## WHAT IS NEEDED:
Set down all of the records exactly, leaving none out.

## DATASET RECORDS:
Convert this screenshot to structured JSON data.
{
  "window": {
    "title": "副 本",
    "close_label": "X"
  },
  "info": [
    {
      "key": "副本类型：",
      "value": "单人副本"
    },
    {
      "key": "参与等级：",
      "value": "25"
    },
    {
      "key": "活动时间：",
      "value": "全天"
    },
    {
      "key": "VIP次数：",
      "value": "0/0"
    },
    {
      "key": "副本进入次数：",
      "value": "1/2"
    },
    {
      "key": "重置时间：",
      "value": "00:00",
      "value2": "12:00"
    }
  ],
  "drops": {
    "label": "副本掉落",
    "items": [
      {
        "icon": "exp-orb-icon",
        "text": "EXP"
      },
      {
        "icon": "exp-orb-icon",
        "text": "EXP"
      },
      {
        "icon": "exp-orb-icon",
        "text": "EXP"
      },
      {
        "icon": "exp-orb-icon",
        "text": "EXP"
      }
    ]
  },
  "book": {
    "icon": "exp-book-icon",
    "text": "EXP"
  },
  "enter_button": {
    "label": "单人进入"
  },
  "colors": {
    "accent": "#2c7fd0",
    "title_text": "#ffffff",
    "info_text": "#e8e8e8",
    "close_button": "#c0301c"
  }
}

## SOLUTION:
Convert this screenshot to structured JSON data.
{
  "window": {
    "title": "副 本",
    "close_label": "X"
  },
  "info": [
    {
      "key": "副本类型：",
      "value": "单人副本"
    },
    {
      "key": "参与等级：",
      "value": "25"
    },
    {
      "key": "活动时间：",
      "value": "全天"
    },
    {
      "key": "VIP次数：",
      "value": "0/0"
    },
    {
      "key": "副本进入次数：",
      "value": "1/2"
    },
    {
      "key": "重置时间：",
      "value": "00:00",
      "value2": "12:00"
    }
  ],
  "drops": {
    "label": "副本掉落",
    "items": [
      {
        "icon": "exp-orb-icon",
        "text": "EXP"
      },
      {
        "icon": "exp-orb-icon",
        "text": "EXP"
      },
      {
        "icon": "exp-orb-icon",
        "text": "EXP"
      },
      {
        "icon": "exp-orb-icon",
        "text": "EXP"
      }
    ]
  },
  "book": {
    "icon": "exp-book-icon",
    "text": "EXP"
  },
  "enter_button": {
    "label": "单人进入"
  },
  "colors": {
    "accent": "#2c7fd0",
    "title_text": "#ffffff",
    "info_text": "#e8e8e8",
    "close_button": "#c0301c"
  }
}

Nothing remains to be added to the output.